I don't want to go on being just a root in the shadows,
vacillating, extended, shivering with dream,
down in the damp bowels of earth,
absorbing it, thinking it, eating it every day.

-Pablo Neruda from 'Walking Around'

Border issues in the news...

Five illegal immigrants were found dead Monday through Wednesday along Arizona's stretch of the U.S-Mexican border, the U.S. Border Patrol reported.

Border Patrol agents also carried out three notable rescues of illegal immigrants, including helping a woman six months pregnant who was dehydrated, said Rob Daniels, Border Patrol Tucson Sector spokesman.
Four of the five bodies were found on the Tohono O'odham Reservation. Of the last 14 bodies recovered in the Border Patrol's Tucson Sector, 12 have been found on the reservation.

The reservation, which stretches across 75 miles of border and is comparable in size to the state of Connecticut, has been a particularly deadly area for illegal immigrants in the past decade and home to the deadliest corridor.

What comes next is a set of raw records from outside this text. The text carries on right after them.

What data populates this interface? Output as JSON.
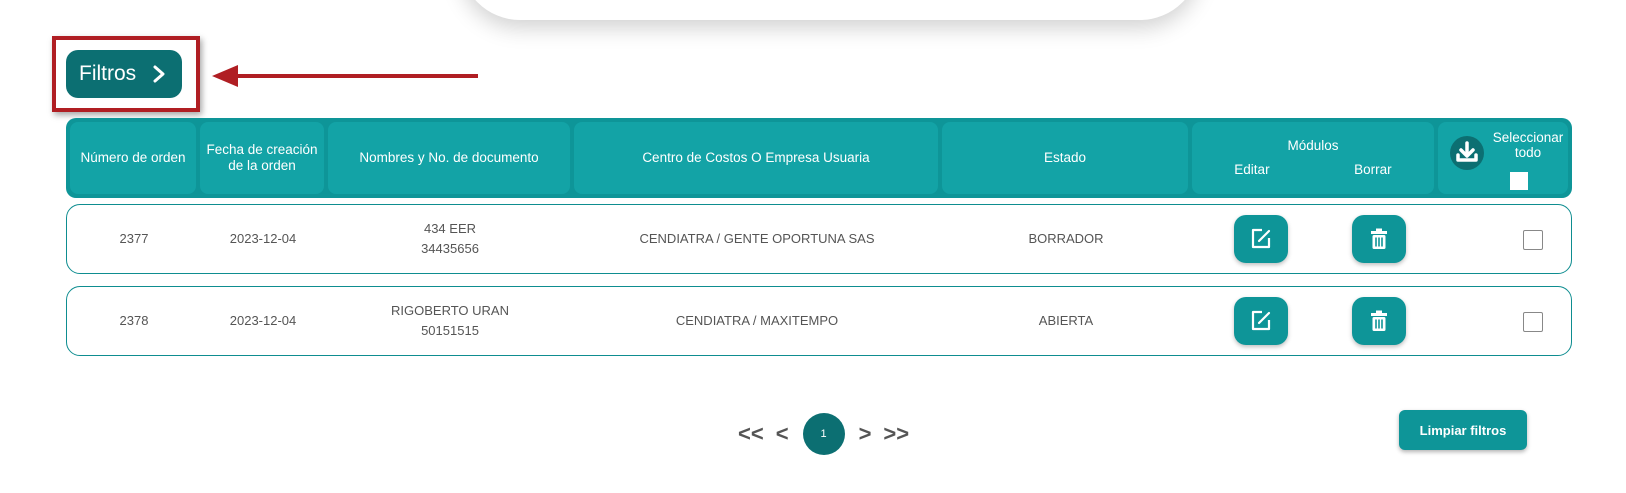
{
  "filters": {
    "label": "Filtros"
  },
  "table": {
    "headers": {
      "order_number": "Número de orden",
      "creation_date": "Fecha de creación de la orden",
      "names_doc": "Nombres y No. de documento",
      "cost_center": "Centro de Costos O Empresa Usuaria",
      "status": "Estado",
      "modules": "Módulos",
      "edit": "Editar",
      "delete": "Borrar",
      "select_all": "Seleccionar todo"
    },
    "rows": [
      {
        "order": "2377",
        "date": "2023-12-04",
        "name": "434 EER",
        "document": "34435656",
        "cost_center": "CENDIATRA / GENTE OPORTUNA SAS",
        "status": "BORRADOR"
      },
      {
        "order": "2378",
        "date": "2023-12-04",
        "name": "RIGOBERTO URAN",
        "document": "50151515",
        "cost_center": "CENDIATRA / MAXITEMPO",
        "status": "ABIERTA"
      }
    ]
  },
  "pagination": {
    "first": "<<",
    "prev": "<",
    "current_page": "1",
    "next": ">",
    "last": ">>"
  },
  "clear_filters": {
    "label": "Limpiar filtros"
  },
  "colors": {
    "primary_dark": "#0c6f72",
    "primary": "#0e9598",
    "highlight_red": "#b01e23"
  }
}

An 18-mile-wide corridor on the eastern part of the reservation, running from Mexico north through Sells and bordered on the east by the Baboquivari Mountains, claimed the lives of 229 border crossers from November 1999 through mid-November 2007, the Arizona Daily Star found in an analysis of 1,156 deaths recorded by the Border Patrol.

That's more than three times the average number of deaths in other segments of the Border Patrol's Tucson Sector.

Most died of the heat.

Including Thursday, temperatures in Southern Arizona have hit or exceeded 100 degrees for 14 consecutive days, said Craig Shoemaker of the National Weather Service. It reached 107 degrees on Monday and Tuesday and 102 on Wednesday, weather service data show.

At least 19 illegal immigrants have been found dead in June, according to Border Patrol figures.

Two bodies were discovered Wednesday, one on Tuesday and two on Monday.

Continue reading the article by Brady McCombs in the Arizona Daily Star.